::: Data under study

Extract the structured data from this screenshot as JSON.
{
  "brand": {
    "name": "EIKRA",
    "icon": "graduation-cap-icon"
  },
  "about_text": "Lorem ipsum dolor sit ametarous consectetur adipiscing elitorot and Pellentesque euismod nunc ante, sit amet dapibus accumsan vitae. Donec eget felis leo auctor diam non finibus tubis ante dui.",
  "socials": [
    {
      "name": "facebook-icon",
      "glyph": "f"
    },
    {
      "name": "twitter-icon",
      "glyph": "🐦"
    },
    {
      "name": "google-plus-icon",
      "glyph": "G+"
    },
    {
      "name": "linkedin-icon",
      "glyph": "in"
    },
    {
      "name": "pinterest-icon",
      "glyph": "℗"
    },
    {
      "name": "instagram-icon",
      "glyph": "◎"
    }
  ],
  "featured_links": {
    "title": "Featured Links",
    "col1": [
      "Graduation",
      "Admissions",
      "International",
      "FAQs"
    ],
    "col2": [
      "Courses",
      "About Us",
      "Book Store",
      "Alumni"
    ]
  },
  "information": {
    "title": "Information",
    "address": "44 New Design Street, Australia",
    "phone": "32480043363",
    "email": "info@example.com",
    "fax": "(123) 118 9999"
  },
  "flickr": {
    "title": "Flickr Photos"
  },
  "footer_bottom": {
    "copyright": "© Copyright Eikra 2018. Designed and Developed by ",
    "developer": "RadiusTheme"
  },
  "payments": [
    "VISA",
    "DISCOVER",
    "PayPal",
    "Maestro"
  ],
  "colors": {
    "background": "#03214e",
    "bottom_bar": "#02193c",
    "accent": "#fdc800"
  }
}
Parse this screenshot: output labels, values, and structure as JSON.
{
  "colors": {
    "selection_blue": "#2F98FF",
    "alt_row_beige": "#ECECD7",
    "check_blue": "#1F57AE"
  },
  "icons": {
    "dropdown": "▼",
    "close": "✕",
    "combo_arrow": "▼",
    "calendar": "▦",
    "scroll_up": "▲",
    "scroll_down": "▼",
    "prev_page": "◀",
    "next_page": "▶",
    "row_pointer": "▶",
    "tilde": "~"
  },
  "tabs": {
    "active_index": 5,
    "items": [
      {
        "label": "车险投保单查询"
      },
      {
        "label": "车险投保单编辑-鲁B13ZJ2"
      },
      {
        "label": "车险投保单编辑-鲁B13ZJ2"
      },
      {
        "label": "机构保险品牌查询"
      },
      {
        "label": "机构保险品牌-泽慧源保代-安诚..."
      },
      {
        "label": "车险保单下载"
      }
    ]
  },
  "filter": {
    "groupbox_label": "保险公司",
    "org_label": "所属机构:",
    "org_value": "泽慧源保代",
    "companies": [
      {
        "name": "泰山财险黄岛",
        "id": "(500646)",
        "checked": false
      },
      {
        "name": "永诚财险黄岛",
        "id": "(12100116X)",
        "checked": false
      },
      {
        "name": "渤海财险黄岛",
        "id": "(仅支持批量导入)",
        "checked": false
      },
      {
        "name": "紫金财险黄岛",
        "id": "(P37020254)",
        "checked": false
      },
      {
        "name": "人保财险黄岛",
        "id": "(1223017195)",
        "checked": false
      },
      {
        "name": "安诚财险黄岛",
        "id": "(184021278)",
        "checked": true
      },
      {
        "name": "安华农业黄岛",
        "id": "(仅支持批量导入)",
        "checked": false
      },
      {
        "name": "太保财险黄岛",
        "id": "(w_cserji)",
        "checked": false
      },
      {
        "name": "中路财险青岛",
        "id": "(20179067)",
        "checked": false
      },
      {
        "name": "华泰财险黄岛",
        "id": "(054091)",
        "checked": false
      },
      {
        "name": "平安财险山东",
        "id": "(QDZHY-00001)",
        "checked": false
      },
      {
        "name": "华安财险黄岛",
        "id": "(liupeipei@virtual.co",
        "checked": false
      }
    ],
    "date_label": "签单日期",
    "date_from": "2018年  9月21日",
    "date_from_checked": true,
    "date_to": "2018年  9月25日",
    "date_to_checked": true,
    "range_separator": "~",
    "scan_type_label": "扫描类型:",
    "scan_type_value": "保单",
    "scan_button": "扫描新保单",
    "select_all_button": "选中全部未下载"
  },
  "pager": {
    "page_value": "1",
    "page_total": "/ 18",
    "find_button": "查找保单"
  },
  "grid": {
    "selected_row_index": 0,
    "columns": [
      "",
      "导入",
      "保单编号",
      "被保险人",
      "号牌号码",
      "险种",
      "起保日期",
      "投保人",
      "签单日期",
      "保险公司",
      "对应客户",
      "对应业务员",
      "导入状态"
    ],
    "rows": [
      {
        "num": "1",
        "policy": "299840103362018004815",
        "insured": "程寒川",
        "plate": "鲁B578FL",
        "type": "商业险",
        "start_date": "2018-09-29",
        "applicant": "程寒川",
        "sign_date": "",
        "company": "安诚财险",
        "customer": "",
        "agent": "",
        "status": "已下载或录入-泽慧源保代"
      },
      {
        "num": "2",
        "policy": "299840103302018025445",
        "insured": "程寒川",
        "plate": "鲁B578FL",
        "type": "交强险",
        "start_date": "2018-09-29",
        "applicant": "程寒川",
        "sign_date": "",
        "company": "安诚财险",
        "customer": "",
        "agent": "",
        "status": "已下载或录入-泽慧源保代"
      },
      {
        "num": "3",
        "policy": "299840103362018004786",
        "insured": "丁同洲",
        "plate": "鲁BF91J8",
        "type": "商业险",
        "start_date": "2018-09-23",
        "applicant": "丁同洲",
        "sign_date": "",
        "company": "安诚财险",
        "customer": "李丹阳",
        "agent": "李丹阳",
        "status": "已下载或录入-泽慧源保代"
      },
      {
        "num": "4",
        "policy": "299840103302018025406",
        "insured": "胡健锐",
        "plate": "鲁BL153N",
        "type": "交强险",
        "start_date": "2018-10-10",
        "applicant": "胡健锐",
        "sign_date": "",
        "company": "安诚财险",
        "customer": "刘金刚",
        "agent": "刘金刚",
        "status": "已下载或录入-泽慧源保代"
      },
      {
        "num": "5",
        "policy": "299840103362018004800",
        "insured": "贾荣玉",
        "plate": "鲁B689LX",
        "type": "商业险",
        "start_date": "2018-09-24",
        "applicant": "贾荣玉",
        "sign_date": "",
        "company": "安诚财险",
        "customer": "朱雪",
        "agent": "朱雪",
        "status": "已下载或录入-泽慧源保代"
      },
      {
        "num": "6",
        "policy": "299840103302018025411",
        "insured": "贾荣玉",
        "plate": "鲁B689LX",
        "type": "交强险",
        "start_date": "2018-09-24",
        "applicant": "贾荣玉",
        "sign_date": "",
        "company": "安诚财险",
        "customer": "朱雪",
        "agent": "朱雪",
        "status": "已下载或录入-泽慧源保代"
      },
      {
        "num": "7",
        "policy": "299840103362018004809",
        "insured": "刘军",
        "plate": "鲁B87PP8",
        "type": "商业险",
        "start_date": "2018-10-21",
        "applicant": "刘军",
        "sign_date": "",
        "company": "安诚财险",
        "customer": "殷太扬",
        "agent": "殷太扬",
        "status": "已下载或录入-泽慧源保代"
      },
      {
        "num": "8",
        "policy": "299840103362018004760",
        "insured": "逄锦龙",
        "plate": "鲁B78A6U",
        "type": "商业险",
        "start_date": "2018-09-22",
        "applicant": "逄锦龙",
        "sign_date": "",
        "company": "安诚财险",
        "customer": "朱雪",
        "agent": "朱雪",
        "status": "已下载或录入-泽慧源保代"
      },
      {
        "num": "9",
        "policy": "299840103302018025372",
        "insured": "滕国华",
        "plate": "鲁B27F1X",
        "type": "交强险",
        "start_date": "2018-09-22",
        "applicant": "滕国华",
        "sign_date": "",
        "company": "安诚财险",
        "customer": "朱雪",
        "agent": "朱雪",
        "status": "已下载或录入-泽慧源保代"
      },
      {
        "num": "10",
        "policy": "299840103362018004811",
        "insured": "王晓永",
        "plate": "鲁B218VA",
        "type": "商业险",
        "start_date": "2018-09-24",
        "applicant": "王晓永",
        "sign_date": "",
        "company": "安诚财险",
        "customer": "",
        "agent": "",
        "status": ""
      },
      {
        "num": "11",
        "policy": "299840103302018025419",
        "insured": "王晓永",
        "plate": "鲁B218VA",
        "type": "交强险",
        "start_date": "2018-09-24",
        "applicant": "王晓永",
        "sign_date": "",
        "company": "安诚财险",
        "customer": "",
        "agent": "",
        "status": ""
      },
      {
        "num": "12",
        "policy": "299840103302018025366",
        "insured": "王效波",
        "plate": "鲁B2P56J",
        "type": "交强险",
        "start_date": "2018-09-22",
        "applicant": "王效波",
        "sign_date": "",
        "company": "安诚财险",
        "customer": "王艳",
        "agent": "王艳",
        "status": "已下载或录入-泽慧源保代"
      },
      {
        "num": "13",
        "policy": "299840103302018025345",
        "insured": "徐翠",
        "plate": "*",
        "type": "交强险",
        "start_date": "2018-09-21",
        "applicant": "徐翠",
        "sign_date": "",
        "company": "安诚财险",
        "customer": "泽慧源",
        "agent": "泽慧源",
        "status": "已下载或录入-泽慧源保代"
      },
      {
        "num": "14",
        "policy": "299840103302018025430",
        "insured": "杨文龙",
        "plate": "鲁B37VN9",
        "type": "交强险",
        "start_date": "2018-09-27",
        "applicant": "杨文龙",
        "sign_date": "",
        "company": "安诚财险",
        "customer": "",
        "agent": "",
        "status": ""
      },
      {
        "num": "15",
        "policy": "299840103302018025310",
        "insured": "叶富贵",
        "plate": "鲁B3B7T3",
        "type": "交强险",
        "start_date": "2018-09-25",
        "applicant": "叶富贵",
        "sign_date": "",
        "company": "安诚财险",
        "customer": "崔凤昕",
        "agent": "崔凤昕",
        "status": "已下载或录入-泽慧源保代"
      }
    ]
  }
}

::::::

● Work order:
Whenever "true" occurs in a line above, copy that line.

● Solution for this task:
        "checked": true
    "date_from_checked": true,
    "date_to_checked": true,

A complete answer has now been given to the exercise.